What is expected:
Nothing left out, nothing added: return the full set of records.

Dataset content:
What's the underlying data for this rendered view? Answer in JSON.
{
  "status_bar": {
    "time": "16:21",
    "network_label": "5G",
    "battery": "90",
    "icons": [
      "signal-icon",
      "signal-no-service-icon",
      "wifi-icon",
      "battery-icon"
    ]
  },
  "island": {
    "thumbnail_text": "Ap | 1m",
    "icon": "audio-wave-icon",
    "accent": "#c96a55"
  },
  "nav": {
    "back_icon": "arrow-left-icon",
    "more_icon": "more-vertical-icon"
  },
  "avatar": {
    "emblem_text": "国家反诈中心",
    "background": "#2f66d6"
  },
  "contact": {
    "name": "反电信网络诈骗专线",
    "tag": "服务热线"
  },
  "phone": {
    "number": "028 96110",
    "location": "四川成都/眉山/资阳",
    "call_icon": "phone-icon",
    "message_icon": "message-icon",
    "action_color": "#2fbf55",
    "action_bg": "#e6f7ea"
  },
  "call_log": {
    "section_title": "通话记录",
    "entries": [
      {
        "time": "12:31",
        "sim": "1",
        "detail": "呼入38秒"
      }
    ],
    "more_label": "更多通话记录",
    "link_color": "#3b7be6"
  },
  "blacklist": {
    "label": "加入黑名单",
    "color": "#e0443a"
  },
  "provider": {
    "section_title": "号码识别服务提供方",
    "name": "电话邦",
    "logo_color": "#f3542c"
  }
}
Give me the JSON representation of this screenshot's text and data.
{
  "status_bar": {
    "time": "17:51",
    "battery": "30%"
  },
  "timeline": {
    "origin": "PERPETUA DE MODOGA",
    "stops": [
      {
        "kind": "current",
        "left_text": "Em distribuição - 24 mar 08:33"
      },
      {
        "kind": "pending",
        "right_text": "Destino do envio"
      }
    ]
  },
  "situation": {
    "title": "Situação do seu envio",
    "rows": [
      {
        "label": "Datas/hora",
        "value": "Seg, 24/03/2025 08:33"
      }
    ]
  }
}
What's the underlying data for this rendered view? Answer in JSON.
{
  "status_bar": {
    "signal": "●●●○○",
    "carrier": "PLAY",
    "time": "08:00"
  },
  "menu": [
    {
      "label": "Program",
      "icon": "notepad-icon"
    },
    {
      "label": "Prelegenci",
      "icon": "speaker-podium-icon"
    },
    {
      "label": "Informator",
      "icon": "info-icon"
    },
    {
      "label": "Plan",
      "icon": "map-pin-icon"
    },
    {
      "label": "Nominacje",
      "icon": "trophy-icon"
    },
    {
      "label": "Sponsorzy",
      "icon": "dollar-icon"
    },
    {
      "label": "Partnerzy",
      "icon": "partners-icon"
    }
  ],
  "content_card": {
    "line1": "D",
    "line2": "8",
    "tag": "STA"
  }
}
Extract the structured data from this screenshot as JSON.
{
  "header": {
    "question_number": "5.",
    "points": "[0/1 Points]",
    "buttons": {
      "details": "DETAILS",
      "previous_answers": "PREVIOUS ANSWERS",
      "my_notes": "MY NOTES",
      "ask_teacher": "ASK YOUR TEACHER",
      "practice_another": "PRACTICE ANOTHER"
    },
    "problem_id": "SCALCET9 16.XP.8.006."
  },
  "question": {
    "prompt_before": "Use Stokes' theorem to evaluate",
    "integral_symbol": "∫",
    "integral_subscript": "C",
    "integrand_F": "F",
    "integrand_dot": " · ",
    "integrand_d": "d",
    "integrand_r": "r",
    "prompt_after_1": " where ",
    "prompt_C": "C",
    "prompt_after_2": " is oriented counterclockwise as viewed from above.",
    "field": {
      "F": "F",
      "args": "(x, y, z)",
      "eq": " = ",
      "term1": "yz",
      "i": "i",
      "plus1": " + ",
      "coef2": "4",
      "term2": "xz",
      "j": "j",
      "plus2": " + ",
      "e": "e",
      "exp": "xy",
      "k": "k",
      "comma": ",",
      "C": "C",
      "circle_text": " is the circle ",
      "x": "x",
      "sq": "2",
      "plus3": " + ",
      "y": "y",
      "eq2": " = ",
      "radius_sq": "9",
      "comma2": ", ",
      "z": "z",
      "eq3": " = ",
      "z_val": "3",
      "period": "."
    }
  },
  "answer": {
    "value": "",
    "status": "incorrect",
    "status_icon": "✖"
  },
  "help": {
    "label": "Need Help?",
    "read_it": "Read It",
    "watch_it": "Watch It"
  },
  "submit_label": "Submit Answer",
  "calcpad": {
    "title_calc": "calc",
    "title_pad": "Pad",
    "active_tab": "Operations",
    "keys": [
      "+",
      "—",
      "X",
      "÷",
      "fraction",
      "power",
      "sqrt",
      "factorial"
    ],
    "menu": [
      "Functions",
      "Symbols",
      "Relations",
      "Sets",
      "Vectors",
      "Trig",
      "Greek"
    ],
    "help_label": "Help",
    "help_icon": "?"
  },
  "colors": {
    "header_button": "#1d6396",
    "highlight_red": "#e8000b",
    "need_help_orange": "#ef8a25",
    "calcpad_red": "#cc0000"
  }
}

Output for this task:
What's the underlying data for this rendered view? Answer in JSON.
{
  "status_bar": {
    "time": "16:21",
    "network_label": "5G",
    "battery": "90",
    "icons": [
      "signal-icon",
      "signal-no-service-icon",
      "wifi-icon",
      "battery-icon"
    ]
  },
  "island": {
    "thumbnail_text": "Ap | 1m",
    "icon": "audio-wave-icon",
    "accent": "#c96a55"
  },
  "nav": {
    "back_icon": "arrow-left-icon",
    "more_icon": "more-vertical-icon"
  },
  "avatar": {
    "emblem_text": "国家反诈中心",
    "background": "#2f66d6"
  },
  "contact": {
    "name": "反电信网络诈骗专线",
    "tag": "服务热线"
  },
  "phone": {
    "number": "028 96110",
    "location": "四川成都/眉山/资阳",
    "call_icon": "phone-icon",
    "message_icon": "message-icon",
    "action_color": "#2fbf55",
    "action_bg": "#e6f7ea"
  },
  "call_log": {
    "section_title": "通话记录",
    "entries": [
      {
        "time": "12:31",
        "sim": "1",
        "detail": "呼入38秒"
      }
    ],
    "more_label": "更多通话记录",
    "link_color": "#3b7be6"
  },
  "blacklist": {
    "label": "加入黑名单",
    "color": "#e0443a"
  },
  "provider": {
    "section_title": "号码识别服务提供方",
    "name": "电话邦",
    "logo_color": "#f3542c"
  }
}
Give me the JSON representation of this screenshot's text and data.
{
  "status_bar": {
    "time": "17:51",
    "battery": "30%"
  },
  "timeline": {
    "origin": "PERPETUA DE MODOGA",
    "stops": [
      {
        "kind": "current",
        "left_text": "Em distribuição - 24 mar 08:33"
      },
      {
        "kind": "pending",
        "right_text": "Destino do envio"
      }
    ]
  },
  "situation": {
    "title": "Situação do seu envio",
    "rows": [
      {
        "label": "Datas/hora",
        "value": "Seg, 24/03/2025 08:33"
      }
    ]
  }
}
What's the underlying data for this rendered view? Answer in JSON.
{
  "status_bar": {
    "signal": "●●●○○",
    "carrier": "PLAY",
    "time": "08:00"
  },
  "menu": [
    {
      "label": "Program",
      "icon": "notepad-icon"
    },
    {
      "label": "Prelegenci",
      "icon": "speaker-podium-icon"
    },
    {
      "label": "Informator",
      "icon": "info-icon"
    },
    {
      "label": "Plan",
      "icon": "map-pin-icon"
    },
    {
      "label": "Nominacje",
      "icon": "trophy-icon"
    },
    {
      "label": "Sponsorzy",
      "icon": "dollar-icon"
    },
    {
      "label": "Partnerzy",
      "icon": "partners-icon"
    }
  ],
  "content_card": {
    "line1": "D",
    "line2": "8",
    "tag": "STA"
  }
}
Extract the structured data from this screenshot as JSON.
{
  "header": {
    "question_number": "5.",
    "points": "[0/1 Points]",
    "buttons": {
      "details": "DETAILS",
      "previous_answers": "PREVIOUS ANSWERS",
      "my_notes": "MY NOTES",
      "ask_teacher": "ASK YOUR TEACHER",
      "practice_another": "PRACTICE ANOTHER"
    },
    "problem_id": "SCALCET9 16.XP.8.006."
  },
  "question": {
    "prompt_before": "Use Stokes' theorem to evaluate",
    "integral_symbol": "∫",
    "integral_subscript": "C",
    "integrand_F": "F",
    "integrand_dot": " · ",
    "integrand_d": "d",
    "integrand_r": "r",
    "prompt_after_1": " where ",
    "prompt_C": "C",
    "prompt_after_2": " is oriented counterclockwise as viewed from above.",
    "field": {
      "F": "F",
      "args": "(x, y, z)",
      "eq": " = ",
      "term1": "yz",
      "i": "i",
      "plus1": " + ",
      "coef2": "4",
      "term2": "xz",
      "j": "j",
      "plus2": " + ",
      "e": "e",
      "exp": "xy",
      "k": "k",
      "comma": ",",
      "C": "C",
      "circle_text": " is the circle ",
      "x": "x",
      "sq": "2",
      "plus3": " + ",
      "y": "y",
      "eq2": " = ",
      "radius_sq": "9",
      "comma2": ", ",
      "z": "z",
      "eq3": " = ",
      "z_val": "3",
      "period": "."
    }
  },
  "answer": {
    "value": "",
    "status": "incorrect",
    "status_icon": "✖"
  },
  "help": {
    "label": "Need Help?",
    "read_it": "Read It",
    "watch_it": "Watch It"
  },
  "submit_label": "Submit Answer",
  "calcpad": {
    "title_calc": "calc",
    "title_pad": "Pad",
    "active_tab": "Operations",
    "keys": [
      "+",
      "—",
      "X",
      "÷",
      "fraction",
      "power",
      "sqrt",
      "factorial"
    ],
    "menu": [
      "Functions",
      "Symbols",
      "Relations",
      "Sets",
      "Vectors",
      "Trig",
      "Greek"
    ],
    "help_label": "Help",
    "help_icon": "?"
  },
  "colors": {
    "header_button": "#1d6396",
    "highlight_red": "#e8000b",
    "need_help_orange": "#ef8a25",
    "calcpad_red": "#cc0000"
  }
}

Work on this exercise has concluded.